> Material provided:
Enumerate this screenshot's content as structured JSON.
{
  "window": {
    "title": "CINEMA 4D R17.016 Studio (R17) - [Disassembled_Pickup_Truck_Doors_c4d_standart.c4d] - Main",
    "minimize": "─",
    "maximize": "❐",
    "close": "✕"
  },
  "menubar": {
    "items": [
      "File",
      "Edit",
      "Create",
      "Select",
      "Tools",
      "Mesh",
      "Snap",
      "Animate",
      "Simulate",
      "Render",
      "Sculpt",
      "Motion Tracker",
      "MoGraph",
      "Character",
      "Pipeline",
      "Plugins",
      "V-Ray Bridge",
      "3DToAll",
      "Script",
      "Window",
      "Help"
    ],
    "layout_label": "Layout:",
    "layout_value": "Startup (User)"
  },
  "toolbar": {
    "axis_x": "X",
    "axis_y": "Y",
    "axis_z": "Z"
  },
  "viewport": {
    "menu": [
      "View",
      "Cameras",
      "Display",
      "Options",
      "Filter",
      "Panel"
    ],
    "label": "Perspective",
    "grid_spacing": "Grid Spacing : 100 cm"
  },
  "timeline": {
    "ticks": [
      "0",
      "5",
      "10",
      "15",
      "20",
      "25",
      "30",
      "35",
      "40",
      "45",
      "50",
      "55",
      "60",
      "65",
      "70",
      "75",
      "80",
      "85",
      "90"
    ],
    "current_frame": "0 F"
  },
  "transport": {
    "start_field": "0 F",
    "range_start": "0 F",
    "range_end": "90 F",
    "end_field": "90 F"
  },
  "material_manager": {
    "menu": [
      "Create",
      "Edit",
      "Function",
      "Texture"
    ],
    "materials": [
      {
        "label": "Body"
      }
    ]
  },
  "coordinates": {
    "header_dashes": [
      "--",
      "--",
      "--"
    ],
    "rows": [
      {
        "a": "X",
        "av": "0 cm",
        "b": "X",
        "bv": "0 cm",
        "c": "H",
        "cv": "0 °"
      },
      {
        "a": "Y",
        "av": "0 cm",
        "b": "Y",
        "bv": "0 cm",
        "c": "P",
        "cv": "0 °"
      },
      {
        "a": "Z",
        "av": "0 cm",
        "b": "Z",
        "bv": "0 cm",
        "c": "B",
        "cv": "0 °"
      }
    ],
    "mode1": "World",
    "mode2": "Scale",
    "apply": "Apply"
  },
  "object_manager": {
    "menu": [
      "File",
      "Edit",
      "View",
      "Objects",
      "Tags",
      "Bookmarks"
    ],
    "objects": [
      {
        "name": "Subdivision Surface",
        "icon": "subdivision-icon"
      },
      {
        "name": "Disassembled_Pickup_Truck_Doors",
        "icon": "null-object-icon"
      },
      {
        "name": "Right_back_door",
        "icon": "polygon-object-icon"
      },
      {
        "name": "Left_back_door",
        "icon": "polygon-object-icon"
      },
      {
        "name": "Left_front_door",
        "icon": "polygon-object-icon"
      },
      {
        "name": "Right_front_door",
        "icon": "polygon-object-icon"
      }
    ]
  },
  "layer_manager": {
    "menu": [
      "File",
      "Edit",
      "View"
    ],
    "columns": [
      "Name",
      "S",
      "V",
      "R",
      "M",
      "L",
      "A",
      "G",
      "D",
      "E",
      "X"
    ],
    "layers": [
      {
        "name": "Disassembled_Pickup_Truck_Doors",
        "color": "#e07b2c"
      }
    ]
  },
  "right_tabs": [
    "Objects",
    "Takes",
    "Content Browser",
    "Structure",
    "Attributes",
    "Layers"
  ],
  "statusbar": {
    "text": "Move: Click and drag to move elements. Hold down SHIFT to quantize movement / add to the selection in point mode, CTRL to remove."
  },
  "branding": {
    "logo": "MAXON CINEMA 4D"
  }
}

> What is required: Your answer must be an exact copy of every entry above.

> Expected output:
Enumerate this screenshot's content as structured JSON.
{
  "window": {
    "title": "CINEMA 4D R17.016 Studio (R17) - [Disassembled_Pickup_Truck_Doors_c4d_standart.c4d] - Main",
    "minimize": "─",
    "maximize": "❐",
    "close": "✕"
  },
  "menubar": {
    "items": [
      "File",
      "Edit",
      "Create",
      "Select",
      "Tools",
      "Mesh",
      "Snap",
      "Animate",
      "Simulate",
      "Render",
      "Sculpt",
      "Motion Tracker",
      "MoGraph",
      "Character",
      "Pipeline",
      "Plugins",
      "V-Ray Bridge",
      "3DToAll",
      "Script",
      "Window",
      "Help"
    ],
    "layout_label": "Layout:",
    "layout_value": "Startup (User)"
  },
  "toolbar": {
    "axis_x": "X",
    "axis_y": "Y",
    "axis_z": "Z"
  },
  "viewport": {
    "menu": [
      "View",
      "Cameras",
      "Display",
      "Options",
      "Filter",
      "Panel"
    ],
    "label": "Perspective",
    "grid_spacing": "Grid Spacing : 100 cm"
  },
  "timeline": {
    "ticks": [
      "0",
      "5",
      "10",
      "15",
      "20",
      "25",
      "30",
      "35",
      "40",
      "45",
      "50",
      "55",
      "60",
      "65",
      "70",
      "75",
      "80",
      "85",
      "90"
    ],
    "current_frame": "0 F"
  },
  "transport": {
    "start_field": "0 F",
    "range_start": "0 F",
    "range_end": "90 F",
    "end_field": "90 F"
  },
  "material_manager": {
    "menu": [
      "Create",
      "Edit",
      "Function",
      "Texture"
    ],
    "materials": [
      {
        "label": "Body"
      }
    ]
  },
  "coordinates": {
    "header_dashes": [
      "--",
      "--",
      "--"
    ],
    "rows": [
      {
        "a": "X",
        "av": "0 cm",
        "b": "X",
        "bv": "0 cm",
        "c": "H",
        "cv": "0 °"
      },
      {
        "a": "Y",
        "av": "0 cm",
        "b": "Y",
        "bv": "0 cm",
        "c": "P",
        "cv": "0 °"
      },
      {
        "a": "Z",
        "av": "0 cm",
        "b": "Z",
        "bv": "0 cm",
        "c": "B",
        "cv": "0 °"
      }
    ],
    "mode1": "World",
    "mode2": "Scale",
    "apply": "Apply"
  },
  "object_manager": {
    "menu": [
      "File",
      "Edit",
      "View",
      "Objects",
      "Tags",
      "Bookmarks"
    ],
    "objects": [
      {
        "name": "Subdivision Surface",
        "icon": "subdivision-icon"
      },
      {
        "name": "Disassembled_Pickup_Truck_Doors",
        "icon": "null-object-icon"
      },
      {
        "name": "Right_back_door",
        "icon": "polygon-object-icon"
      },
      {
        "name": "Left_back_door",
        "icon": "polygon-object-icon"
      },
      {
        "name": "Left_front_door",
        "icon": "polygon-object-icon"
      },
      {
        "name": "Right_front_door",
        "icon": "polygon-object-icon"
      }
    ]
  },
  "layer_manager": {
    "menu": [
      "File",
      "Edit",
      "View"
    ],
    "columns": [
      "Name",
      "S",
      "V",
      "R",
      "M",
      "L",
      "A",
      "G",
      "D",
      "E",
      "X"
    ],
    "layers": [
      {
        "name": "Disassembled_Pickup_Truck_Doors",
        "color": "#e07b2c"
      }
    ]
  },
  "right_tabs": [
    "Objects",
    "Takes",
    "Content Browser",
    "Structure",
    "Attributes",
    "Layers"
  ],
  "statusbar": {
    "text": "Move: Click and drag to move elements. Hold down SHIFT to quantize movement / add to the selection in point mode, CTRL to remove."
  },
  "branding": {
    "logo": "MAXON CINEMA 4D"
  }
}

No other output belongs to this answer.